Just check out last year: Jimmie Johnson won his seventh Cup Series title after he didn’t really make a statement during the season, while now-retired Carl Edwards lost out on the title after a dominating season due to a wreck in the season finale. William Byron, who won nearly a third of the Camping World Truck Series races in 2016, didn’t make the final four in the championship due to a blown engine in the penultimate race of the season.

The new format changes are a big bandaid on top of the mistake that allowed those drivers and others to either capitalize or miss out, and even Cup Series driver Denny Hamlin said “old-school fans actually should love this” new format because the sport is crowning a champion who performed in every race.


But in the old days, the champion was the driver who scored the most points. It was simple. This isn’t simple.

NASCAR Is A Game Now, Or At Least Feels Like It

Perhaps one of the most memorable marketing approaches that NASCAR took in recent memory was the “NASCAR, everything else is just a game” commercial series. It was intense. It highlighted the intensity of racing. It gave you all of the reasons you’d want to watch this non-game like sport.


But NASCAR is a game now, or it feels like one. It’s all about scoring the points at the end of each segment—points that aren’t even close to being as simple as touchdowns or two-point basketball shots—and making the playoffs.

Just look at the language. NASCAR added an “overtime” line at the beginning of the 2016 season, getting rid of green-white-checkered finishes and making it much easier to end the race under caution than it was under the old system. Nobody wins in that case, but it sounds like what the ball sports do, right?

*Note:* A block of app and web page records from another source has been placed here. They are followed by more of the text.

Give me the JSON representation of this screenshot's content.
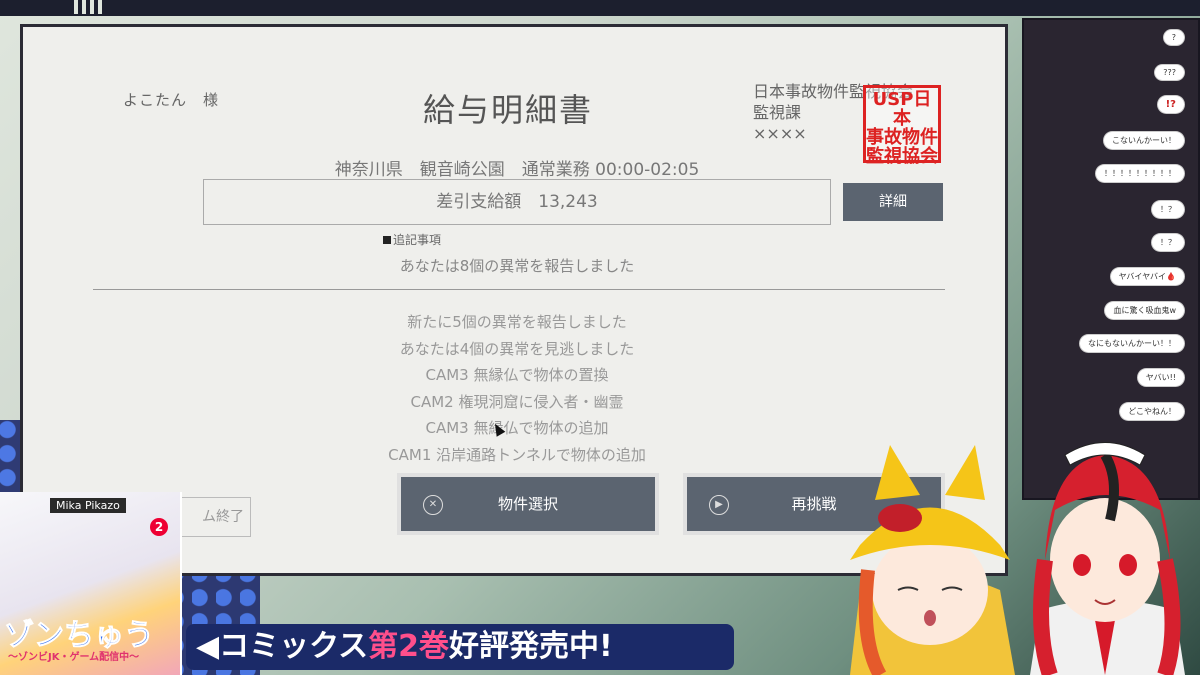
{
  "header": {
    "recipient": "よこたん　様",
    "title": "給与明細書",
    "issuer_org": "日本事故物件監視協会",
    "issuer_dept": "監視課",
    "issuer_name": "××××",
    "seal_lines": [
      "USP日本",
      "事故物件",
      "監視協会"
    ]
  },
  "summary": {
    "location": "神奈川県　観音崎公園　通常業務 00:00-02:05",
    "pay_label": "差引支給額　13,243",
    "detail_button": "詳細",
    "note_label": "追記事項",
    "note_text": "あなたは8個の異常を報告しました"
  },
  "log": [
    "新たに5個の異常を報告しました",
    "あなたは4個の異常を見逃しました",
    "CAM3 無縁仏で物体の置換",
    "CAM2 権現洞窟に侵入者・幽霊",
    "CAM3 無縁仏で物体の追加",
    "CAM1 沿岸通路トンネルで物体の追加"
  ],
  "buttons": {
    "end": "ム終了",
    "select": "物件選択",
    "retry": "再挑戦"
  },
  "chat": [
    {
      "text": "?",
      "color": "normal"
    },
    {
      "text": "???",
      "color": "normal"
    },
    {
      "text": "!?",
      "color": "red"
    },
    {
      "text": "こないんかーい！",
      "color": "normal"
    },
    {
      "text": "！！！！！！！！！",
      "color": "normal"
    },
    {
      "text": "！？",
      "color": "normal"
    },
    {
      "text": "！？",
      "color": "normal"
    },
    {
      "text": "ヤバイヤバイ🩸",
      "color": "normal"
    },
    {
      "text": "血に驚く吸血鬼w",
      "color": "normal"
    },
    {
      "text": "なにもないんかーい！！",
      "color": "normal"
    },
    {
      "text": "ヤバい!!",
      "color": "normal"
    },
    {
      "text": "どこやねん！",
      "color": "normal"
    }
  ],
  "promo": {
    "author": "Mika Pikazo",
    "volume": "2",
    "logo": "ゾンちゅう",
    "logo_sub": "〜ゾンビJK・ゲーム配信中〜",
    "banner_pre": "◀コミックス",
    "banner_hl": "第2巻",
    "banner_post": "好評発売中!"
  },
  "colors": {
    "window_bg": "#efefec",
    "button_bg": "#5b6470",
    "seal_red": "#dd2222"
  }
}
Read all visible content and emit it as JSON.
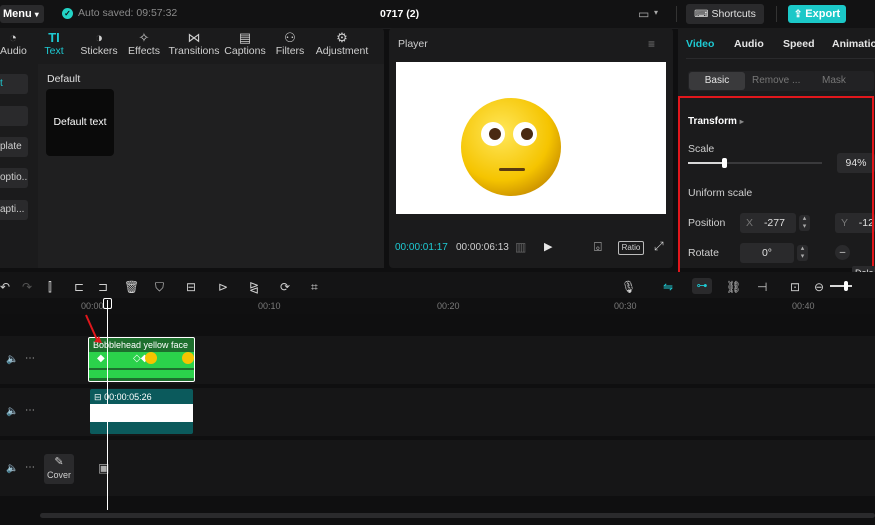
{
  "topbar": {
    "menu": "Menu",
    "autosave": "Auto saved: 09:57:32",
    "project_title": "0717 (2)",
    "shortcuts": "Shortcuts",
    "export": "Export"
  },
  "media_tabs": [
    {
      "label": "Audio",
      "icon": "audio-icon"
    },
    {
      "label": "Text",
      "icon": "text-icon"
    },
    {
      "label": "Stickers",
      "icon": "sticker-icon"
    },
    {
      "label": "Effects",
      "icon": "effects-icon"
    },
    {
      "label": "Transitions",
      "icon": "transitions-icon"
    },
    {
      "label": "Captions",
      "icon": "captions-icon"
    },
    {
      "label": "Filters",
      "icon": "filters-icon"
    },
    {
      "label": "Adjustment",
      "icon": "adjustment-icon"
    }
  ],
  "text_sidebar": [
    "t",
    "",
    "plate",
    "optio...",
    "apti..."
  ],
  "text_panel": {
    "section": "Default",
    "card_label": "Default text"
  },
  "player": {
    "title": "Player",
    "current_time": "00:00:01:17",
    "total_time": "00:00:06:13",
    "ratio": "Ratio"
  },
  "properties": {
    "tabs": [
      "Video",
      "Audio",
      "Speed",
      "Animation"
    ],
    "subtabs": [
      "Basic",
      "Remove ...",
      "Mask"
    ],
    "section": "Transform",
    "scale_label": "Scale",
    "scale_value": "94%",
    "scale_fraction": 0.94,
    "uniform_scale": "Uniform scale",
    "position_label": "Position",
    "x_label": "X",
    "x_value": "-277",
    "y_label": "Y",
    "y_value": "-12",
    "rotate_label": "Rotate",
    "rotate_value": "0°",
    "tooltip": "Dele"
  },
  "timeline": {
    "ruler": [
      "00:00",
      "00:10",
      "00:20",
      "00:30",
      "00:40"
    ],
    "video_clip_label": "Bobblehead yellow face",
    "text_clip_duration": "00:00:05:26",
    "cover_label": "Cover"
  },
  "colors": {
    "accent": "#1ecad3",
    "export": "#1bc8c8",
    "highlight": "#e1171c",
    "clip_green": "#2bd24b",
    "clip_teal": "#0b5a5c"
  }
}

Of course, these newest changes have potential. Everything has potential. On top of that, the knockout format in the now-called “playoffs” sounded miserable when it was introduced, and it wound up being entertaining—not necessarily being a good way to decide a champion, but entertaining.

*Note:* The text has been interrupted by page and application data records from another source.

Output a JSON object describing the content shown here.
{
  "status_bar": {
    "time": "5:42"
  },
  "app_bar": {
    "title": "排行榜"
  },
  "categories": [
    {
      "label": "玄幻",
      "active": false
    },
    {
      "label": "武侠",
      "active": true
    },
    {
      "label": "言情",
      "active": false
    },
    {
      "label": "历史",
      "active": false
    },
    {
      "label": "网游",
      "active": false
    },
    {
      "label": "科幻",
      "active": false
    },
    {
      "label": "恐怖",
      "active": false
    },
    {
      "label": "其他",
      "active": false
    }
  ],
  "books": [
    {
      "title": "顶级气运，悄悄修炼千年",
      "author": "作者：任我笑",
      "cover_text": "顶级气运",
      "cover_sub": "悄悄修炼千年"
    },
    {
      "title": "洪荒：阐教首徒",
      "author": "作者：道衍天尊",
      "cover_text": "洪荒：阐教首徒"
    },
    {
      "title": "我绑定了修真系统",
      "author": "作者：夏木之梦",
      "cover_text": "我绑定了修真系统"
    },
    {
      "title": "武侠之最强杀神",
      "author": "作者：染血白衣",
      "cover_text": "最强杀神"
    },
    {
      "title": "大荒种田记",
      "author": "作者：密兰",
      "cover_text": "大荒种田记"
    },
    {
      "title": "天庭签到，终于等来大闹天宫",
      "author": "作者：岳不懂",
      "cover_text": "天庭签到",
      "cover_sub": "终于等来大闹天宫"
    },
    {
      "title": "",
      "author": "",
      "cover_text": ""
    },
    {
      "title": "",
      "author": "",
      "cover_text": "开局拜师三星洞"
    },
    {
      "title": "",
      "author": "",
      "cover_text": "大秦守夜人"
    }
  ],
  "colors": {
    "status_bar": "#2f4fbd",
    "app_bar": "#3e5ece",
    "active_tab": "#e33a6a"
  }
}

NASCAR didn’t want to liken itself to playing a game several years ago, and perhaps it wouldn’t admit to wanting to do so these days. But, if anything, the constant format changes are playing with everyone’s head—especially the latest incarnation of them.

Staff writer, Jalopnik



NASCAR‘s problem is that it has no vision. Brian France is a legacy kid with no aptitude for leadership and no clear sense that he even cares the sport, much less has a plan for its future. He seems to see NASCAR as a business defined by its balance sheets and its contract agreements, and he acts accordingly. Without a plan of his own, he brings in big committees of industry experts to make the big decisions and his rule changes reflect that approach: they are an incoherent mish-mash of ideas and innovations.

What NASCAR needs is an elevator pitch. Once upon a time, it did: “Win on Sunday, sell on Monday.” As the sport has come unmoored from that proposition, it has drifted into poll-tested mediocrity and corporate blandness. The simplest solution is to return to those roots.

Reform 1: All races go 2-300 miles except the crown jewels (Daytona 500, Brickyard 400, Southern 500, Coke 600)

Reform 2: End the season by October. Once the NFL is playing on Sundays, stick to Saturday nights. Don’t try to fight them for ratings, you’ll just lose.

Reform 3: Keep the CoT crash architecture, but with bodies featuring factory-shaped glass, rooflines and doors. Keep the downforce low and grip hard to find.

Reform 4: More road courses. You aren’t filling the stands anyway, why not run a race at Road Atlanta instead of the big oval?

Reform 5: F1-style points. Top 10-12 or bust. If a driver can’t finish consistently in the top 3 all year long, no gimmick will save their undeserving ass.

There, done. No explanatory videos or exegesis necessary. Unfortunately Brian France is too up his own ass to try something simple and straightforward and risk being held responsible.